There’s this thing in trauma recovery called “vicarious trauma,” the trauma the healer feels from working in the trauma dream of abuse to recover the person. You saw that in the Major Winters scene at the beginning, Bull kneeling down trying to process his vicarious trauma, and then again at the end, the soldier with that look… the vicarious trauma.
That’s been a near constant for me working with you and your families. Your grief and loss is so great. I’ve worked serious stuff, cancer and birth defects, child abuse and trauma. I know how to keep a handle on my empathy to modulate my own vicarious trauma.
But I tell ya… I have to keep a near constant check on the extent of my empathy for your situations. That’s been one of the most remarkable aspects of this situation – the phenomenal absence of empathy for you – for you the parents.
I’m trying to avoid vicarious trauma from just being with you, and yet these other people… what’s wrong with them? I don’t understand. The absence of empathy leads to the capacity for human cruelty, and you have been the recipients of much cruelty and suffering.
My vicarious trauma doesn’t come from working with you, when I working I’m in a zone so to speak – my psychologist is on. It’s those other times.
I’ll be working with someone, a parent, on some project or advocacy thing. And we’ll start talking, people stuff. How’s your world, how’s your kids, normal stuff. But it’s the how’s your kids part…

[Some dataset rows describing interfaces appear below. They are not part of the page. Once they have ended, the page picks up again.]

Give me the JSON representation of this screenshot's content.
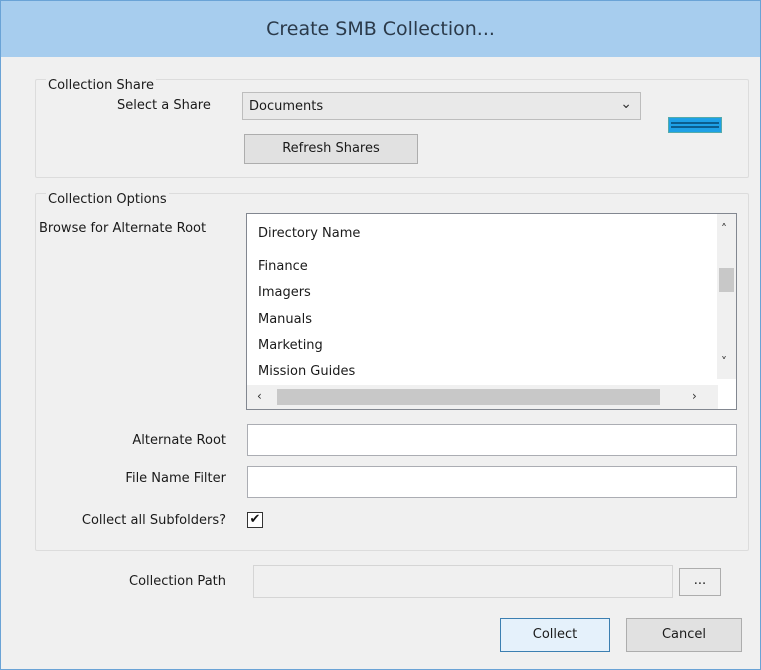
{
  "window": {
    "title": "Create SMB Collection..."
  },
  "collection_share": {
    "group_title": "Collection Share",
    "select_label": "Select a Share",
    "selected_share": "Documents",
    "refresh_button": "Refresh Shares"
  },
  "collection_options": {
    "group_title": "Collection Options",
    "browse_label": "Browse for Alternate Root",
    "column_header": "Directory Name",
    "directories": [
      "Finance",
      "Imagers",
      "Manuals",
      "Marketing",
      "Mission Guides"
    ],
    "alternate_root_label": "Alternate Root",
    "alternate_root_value": "",
    "file_filter_label": "File Name Filter",
    "file_filter_value": "",
    "subfolders_label": "Collect all Subfolders?",
    "subfolders_checked": true,
    "checkmark": "✔"
  },
  "collection_path": {
    "label": "Collection Path",
    "value": "",
    "browse_button": "..."
  },
  "buttons": {
    "collect": "Collect",
    "cancel": "Cancel"
  },
  "icons": {
    "dropdown": "chevron-down-icon",
    "scroll_up": "chevron-up-icon",
    "scroll_down": "chevron-down-icon",
    "scroll_left": "chevron-left-icon",
    "scroll_right": "chevron-right-icon",
    "logo": "brand-logo-icon"
  },
  "colors": {
    "titlebar": "#a7cdee",
    "logo": "#1ea1e6",
    "primary_border": "#3c7fb1"
  }
}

I admire you. All of you. Boy, what you have been through.
These people I work with from time to time, you, parents, I like you. You’re nice people. Ordinary normal people. So when I talk with you as we do other stuff, I’m interested in you, hi, how ya doin’. It’s your stories. I admire you for what you’ve been through, and for what your doing. You’re impressive.
But then, unbeknownst to me, I’ve taken a bit of your trauma into me… because I care. I don’t notice it, because all my normal psychologist defenses against vicarious stuff are working away – clinkity-clonkity-clonk, keeping me protected from my client’s stuff, from their trauma and pain.

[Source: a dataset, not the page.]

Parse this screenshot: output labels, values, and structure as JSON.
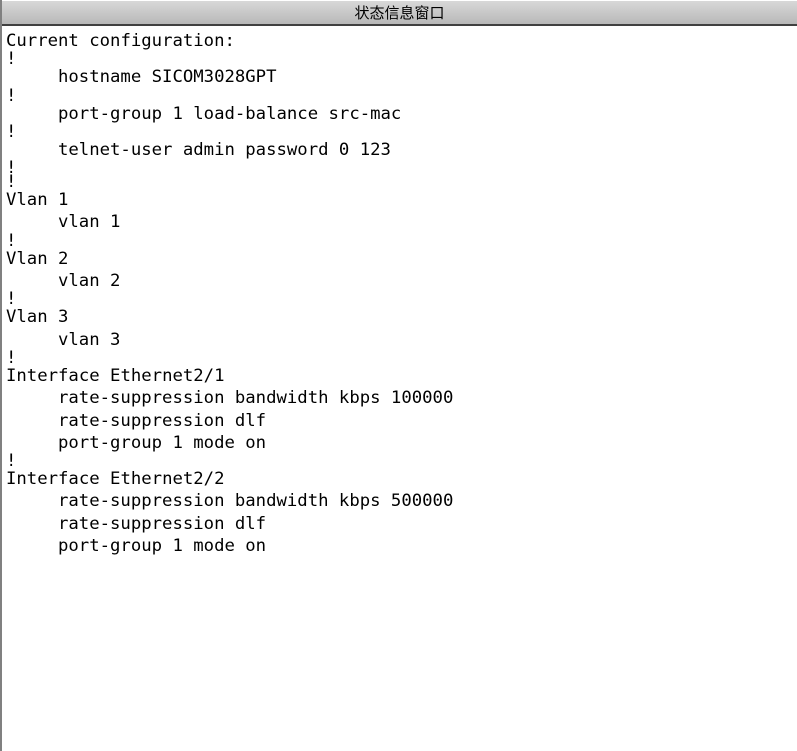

But then… sometimes, when I’m out doing something else, all the little pieces of your trauma that I’ve collected rise and sit in my heart. I like that, and then I also don’t. I don’t like it because your pain hurts so much. I like it because it’s real. It’s yours. I like that I’m there in that. I can’t make your hurt go away, but at least I can pull up a chair.
When people hurt, I like sitting in that chair. That’s why I’m a clinical psychologist. That’s why I’m a PsyD rather than a PhD. I want to be in that chair, sitting there with people in their authenticity. I like that place, even when it hurts. And kinda funny, especially when it hurts.
In the past, in my practice, I’ve told people I’m a connoisseur of sad. I don’t mind sad. It’s real. It hurts, because it’s supposed to. Something bad happened.
With my kiddos, the angry-grumpy 12 to 16 year old getting in trouble at school, at home, and elsewhere… they’re sad. Nobody knows it because they believe the angry that the child presents. But that’s a lie.
My kid, my angry-grumpy teenager who’s getting in trouble all the time – is actually very sad. Something bad happened, or is happening to them. We need to find out what that is, and when we fix that, they stop being so angry and grumpy – because they were a good kid all along.
They told you a lie. They told you this was about the child. Of course we all love the child. That’s a given. They used your love to manipulate you. They used your love for the child to take away your power to defend yourself.
They manipulated the child. If we have an authentic child, then absolutely… but not if they’re manipulating and controlling the child. You got caught. They used your love for your child to manipulate you.
I know you love your child. They can’t manipulate me. This isn’t about the child, it’s about you. It’s about how they are abusing and traumatizing you. I know. I can’t get vicarious trauma unless you’ve got trauma. You’ve got lots and lots… your sad is so deep, and your grief is so large…
So the thing about sad is… it makes us strong. People think strength comes from angry because violence is more visible. They’re wrong. Strength comes from compassion, from being sad.
But the strength of compassion isn’t always seen right away, and the apparent strength of violence is more visible. But compassion is relentless in its force.
I want to thank for your gifts of sadness and grief… sort of. You know what I mean. Let’s see what we can do about getting your children back. Even, and especially your now grown kids.
Grandparents, I hear you. South Africa, Romania, Netherlands, England, you too.
The world for you has been crazy, and painful, very painful. First, we start by returning to sanity. You, your trauma and your grief, are important. We love the child, we all do. That’s a given.
You don’t have to prove anything. I know you love your child, we know you love your child. The whole idea that you had to “prove” you were “worthy” was all part of the trauma dream – the abusive and brutal nightmare of the trauma dream.
It’s time to tell of your pain, to lift the lie that has held you in silence. Wendy speaks with your voice, and each of you has your voice too, your authenticity and the truth of your pain and loss.
Victims is not a correct way of framing it. The psychiatrist Victor Frankl survived the Holocaust, and his book, Man’s Search for Meaning is considered a pinnacle achievement in existential psychotherapy. Frankl, a Holocaust survivor, says we are never victims, we always have choice. He is a persuasive voice for the dignity of the human spirit.
I don’t see you as victims, as much as heroes. What you have been made to endure, your grief and loss, is unendurable, and yet… you do… and you prosper in spite of your suffering.
So as we enter a new phase – a grounding in actual reality – it’s my pleasure and honor to stand with you. I couldn’t ask for a better company of people to stand with on this battlefield.
Craig Childress, Psy.D.
Clinical Psychologist, PSY 18857